Required work: The records below must be returned in full and unaltered.

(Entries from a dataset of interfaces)
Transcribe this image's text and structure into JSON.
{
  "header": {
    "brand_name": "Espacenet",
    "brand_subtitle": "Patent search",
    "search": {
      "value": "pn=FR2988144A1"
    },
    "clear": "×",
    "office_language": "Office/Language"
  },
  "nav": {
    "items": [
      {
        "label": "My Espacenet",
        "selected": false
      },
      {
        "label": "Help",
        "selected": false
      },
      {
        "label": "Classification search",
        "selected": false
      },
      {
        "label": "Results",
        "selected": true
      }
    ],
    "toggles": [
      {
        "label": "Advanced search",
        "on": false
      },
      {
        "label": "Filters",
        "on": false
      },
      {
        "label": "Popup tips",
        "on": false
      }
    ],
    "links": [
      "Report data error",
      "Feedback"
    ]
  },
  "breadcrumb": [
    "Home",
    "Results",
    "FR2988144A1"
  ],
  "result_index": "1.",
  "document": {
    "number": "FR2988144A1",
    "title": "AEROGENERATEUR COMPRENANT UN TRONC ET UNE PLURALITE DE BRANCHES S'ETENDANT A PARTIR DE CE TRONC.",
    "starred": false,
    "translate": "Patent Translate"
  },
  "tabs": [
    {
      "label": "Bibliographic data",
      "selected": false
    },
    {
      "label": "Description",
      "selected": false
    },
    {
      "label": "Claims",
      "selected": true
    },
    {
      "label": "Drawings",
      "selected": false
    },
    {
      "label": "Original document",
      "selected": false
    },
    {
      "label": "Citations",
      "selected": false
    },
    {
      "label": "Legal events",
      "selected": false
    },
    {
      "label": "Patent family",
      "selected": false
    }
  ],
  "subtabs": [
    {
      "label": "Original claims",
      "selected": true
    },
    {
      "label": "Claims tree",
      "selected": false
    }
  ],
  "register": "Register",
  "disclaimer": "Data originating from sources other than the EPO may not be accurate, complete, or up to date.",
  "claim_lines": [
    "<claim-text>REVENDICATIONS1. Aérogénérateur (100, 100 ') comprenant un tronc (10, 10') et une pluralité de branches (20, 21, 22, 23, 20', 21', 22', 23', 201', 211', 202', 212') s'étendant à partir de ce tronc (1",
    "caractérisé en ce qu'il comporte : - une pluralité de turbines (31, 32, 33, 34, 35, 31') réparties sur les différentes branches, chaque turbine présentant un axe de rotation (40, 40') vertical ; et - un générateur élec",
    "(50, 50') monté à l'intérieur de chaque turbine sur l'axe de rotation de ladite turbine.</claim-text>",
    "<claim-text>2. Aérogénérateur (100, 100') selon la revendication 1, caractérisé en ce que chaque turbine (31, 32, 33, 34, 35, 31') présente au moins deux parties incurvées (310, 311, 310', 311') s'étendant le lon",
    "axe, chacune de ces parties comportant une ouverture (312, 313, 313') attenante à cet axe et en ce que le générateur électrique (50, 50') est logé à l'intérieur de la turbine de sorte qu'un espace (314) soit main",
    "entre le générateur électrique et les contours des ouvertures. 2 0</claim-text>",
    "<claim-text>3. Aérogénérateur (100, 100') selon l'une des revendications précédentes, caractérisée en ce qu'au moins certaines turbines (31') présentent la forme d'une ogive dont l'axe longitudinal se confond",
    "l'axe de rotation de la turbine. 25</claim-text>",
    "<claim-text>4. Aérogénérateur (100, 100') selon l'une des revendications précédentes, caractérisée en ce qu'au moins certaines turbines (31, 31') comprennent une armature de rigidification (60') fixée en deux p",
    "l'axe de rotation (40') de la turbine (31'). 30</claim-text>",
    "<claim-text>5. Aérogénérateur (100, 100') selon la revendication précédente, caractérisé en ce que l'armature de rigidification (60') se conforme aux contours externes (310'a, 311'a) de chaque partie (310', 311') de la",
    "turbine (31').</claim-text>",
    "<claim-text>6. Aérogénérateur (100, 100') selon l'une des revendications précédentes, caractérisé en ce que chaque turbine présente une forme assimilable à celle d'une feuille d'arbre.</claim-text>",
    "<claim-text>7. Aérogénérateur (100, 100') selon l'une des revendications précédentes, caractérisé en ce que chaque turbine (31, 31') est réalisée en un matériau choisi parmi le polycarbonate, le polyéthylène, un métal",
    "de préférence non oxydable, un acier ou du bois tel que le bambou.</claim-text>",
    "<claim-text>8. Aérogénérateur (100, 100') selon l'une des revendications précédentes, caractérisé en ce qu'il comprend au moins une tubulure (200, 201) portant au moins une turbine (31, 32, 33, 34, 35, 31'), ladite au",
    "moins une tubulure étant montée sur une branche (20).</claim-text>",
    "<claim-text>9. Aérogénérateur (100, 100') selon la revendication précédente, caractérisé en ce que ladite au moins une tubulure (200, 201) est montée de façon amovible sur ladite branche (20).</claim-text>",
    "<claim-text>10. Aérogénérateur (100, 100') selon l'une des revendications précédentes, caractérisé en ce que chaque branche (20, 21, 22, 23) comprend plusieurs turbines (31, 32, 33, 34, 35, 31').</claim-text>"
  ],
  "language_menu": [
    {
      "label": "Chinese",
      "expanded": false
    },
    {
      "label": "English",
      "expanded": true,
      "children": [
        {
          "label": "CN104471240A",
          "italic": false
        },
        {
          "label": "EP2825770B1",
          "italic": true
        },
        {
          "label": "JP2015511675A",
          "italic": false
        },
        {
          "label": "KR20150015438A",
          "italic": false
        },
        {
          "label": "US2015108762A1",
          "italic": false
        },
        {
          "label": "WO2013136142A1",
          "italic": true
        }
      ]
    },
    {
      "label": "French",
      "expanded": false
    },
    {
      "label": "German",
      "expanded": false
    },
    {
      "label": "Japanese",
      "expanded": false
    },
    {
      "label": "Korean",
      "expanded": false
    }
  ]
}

Response below:
Transcribe this image's text and structure into JSON.
{
  "header": {
    "brand_name": "Espacenet",
    "brand_subtitle": "Patent search",
    "search": {
      "value": "pn=FR2988144A1"
    },
    "clear": "×",
    "office_language": "Office/Language"
  },
  "nav": {
    "items": [
      {
        "label": "My Espacenet",
        "selected": false
      },
      {
        "label": "Help",
        "selected": false
      },
      {
        "label": "Classification search",
        "selected": false
      },
      {
        "label": "Results",
        "selected": true
      }
    ],
    "toggles": [
      {
        "label": "Advanced search",
        "on": false
      },
      {
        "label": "Filters",
        "on": false
      },
      {
        "label": "Popup tips",
        "on": false
      }
    ],
    "links": [
      "Report data error",
      "Feedback"
    ]
  },
  "breadcrumb": [
    "Home",
    "Results",
    "FR2988144A1"
  ],
  "result_index": "1.",
  "document": {
    "number": "FR2988144A1",
    "title": "AEROGENERATEUR COMPRENANT UN TRONC ET UNE PLURALITE DE BRANCHES S'ETENDANT A PARTIR DE CE TRONC.",
    "starred": false,
    "translate": "Patent Translate"
  },
  "tabs": [
    {
      "label": "Bibliographic data",
      "selected": false
    },
    {
      "label": "Description",
      "selected": false
    },
    {
      "label": "Claims",
      "selected": true
    },
    {
      "label": "Drawings",
      "selected": false
    },
    {
      "label": "Original document",
      "selected": false
    },
    {
      "label": "Citations",
      "selected": false
    },
    {
      "label": "Legal events",
      "selected": false
    },
    {
      "label": "Patent family",
      "selected": false
    }
  ],
  "subtabs": [
    {
      "label": "Original claims",
      "selected": true
    },
    {
      "label": "Claims tree",
      "selected": false
    }
  ],
  "register": "Register",
  "disclaimer": "Data originating from sources other than the EPO may not be accurate, complete, or up to date.",
  "claim_lines": [
    "<claim-text>REVENDICATIONS1. Aérogénérateur (100, 100 ') comprenant un tronc (10, 10') et une pluralité de branches (20, 21, 22, 23, 20', 21', 22', 23', 201', 211', 202', 212') s'étendant à partir de ce tronc (1",
    "caractérisé en ce qu'il comporte : - une pluralité de turbines (31, 32, 33, 34, 35, 31') réparties sur les différentes branches, chaque turbine présentant un axe de rotation (40, 40') vertical ; et - un générateur élec",
    "(50, 50') monté à l'intérieur de chaque turbine sur l'axe de rotation de ladite turbine.</claim-text>",
    "<claim-text>2. Aérogénérateur (100, 100') selon la revendication 1, caractérisé en ce que chaque turbine (31, 32, 33, 34, 35, 31') présente au moins deux parties incurvées (310, 311, 310', 311') s'étendant le lon",
    "axe, chacune de ces parties comportant une ouverture (312, 313, 313') attenante à cet axe et en ce que le générateur électrique (50, 50') est logé à l'intérieur de la turbine de sorte qu'un espace (314) soit main",
    "entre le générateur électrique et les contours des ouvertures. 2 0</claim-text>",
    "<claim-text>3. Aérogénérateur (100, 100') selon l'une des revendications précédentes, caractérisée en ce qu'au moins certaines turbines (31') présentent la forme d'une ogive dont l'axe longitudinal se confond",
    "l'axe de rotation de la turbine. 25</claim-text>",
    "<claim-text>4. Aérogénérateur (100, 100') selon l'une des revendications précédentes, caractérisée en ce qu'au moins certaines turbines (31, 31') comprennent une armature de rigidification (60') fixée en deux p",
    "l'axe de rotation (40') de la turbine (31'). 30</claim-text>",
    "<claim-text>5. Aérogénérateur (100, 100') selon la revendication précédente, caractérisé en ce que l'armature de rigidification (60') se conforme aux contours externes (310'a, 311'a) de chaque partie (310', 311') de la",
    "turbine (31').</claim-text>",
    "<claim-text>6. Aérogénérateur (100, 100') selon l'une des revendications précédentes, caractérisé en ce que chaque turbine présente une forme assimilable à celle d'une feuille d'arbre.</claim-text>",
    "<claim-text>7. Aérogénérateur (100, 100') selon l'une des revendications précédentes, caractérisé en ce que chaque turbine (31, 31') est réalisée en un matériau choisi parmi le polycarbonate, le polyéthylène, un métal",
    "de préférence non oxydable, un acier ou du bois tel que le bambou.</claim-text>",
    "<claim-text>8. Aérogénérateur (100, 100') selon l'une des revendications précédentes, caractérisé en ce qu'il comprend au moins une tubulure (200, 201) portant au moins une turbine (31, 32, 33, 34, 35, 31'), ladite au",
    "moins une tubulure étant montée sur une branche (20).</claim-text>",
    "<claim-text>9. Aérogénérateur (100, 100') selon la revendication précédente, caractérisé en ce que ladite au moins une tubulure (200, 201) est montée de façon amovible sur ladite branche (20).</claim-text>",
    "<claim-text>10. Aérogénérateur (100, 100') selon l'une des revendications précédentes, caractérisé en ce que chaque branche (20, 21, 22, 23) comprend plusieurs turbines (31, 32, 33, 34, 35, 31').</claim-text>"
  ],
  "language_menu": [
    {
      "label": "Chinese",
      "expanded": false
    },
    {
      "label": "English",
      "expanded": true,
      "children": [
        {
          "label": "CN104471240A",
          "italic": false
        },
        {
          "label": "EP2825770B1",
          "italic": true
        },
        {
          "label": "JP2015511675A",
          "italic": false
        },
        {
          "label": "KR20150015438A",
          "italic": false
        },
        {
          "label": "US2015108762A1",
          "italic": false
        },
        {
          "label": "WO2013136142A1",
          "italic": true
        }
      ]
    },
    {
      "label": "French",
      "expanded": false
    },
    {
      "label": "German",
      "expanded": false
    },
    {
      "label": "Japanese",
      "expanded": false
    },
    {
      "label": "Korean",
      "expanded": false
    }
  ]
}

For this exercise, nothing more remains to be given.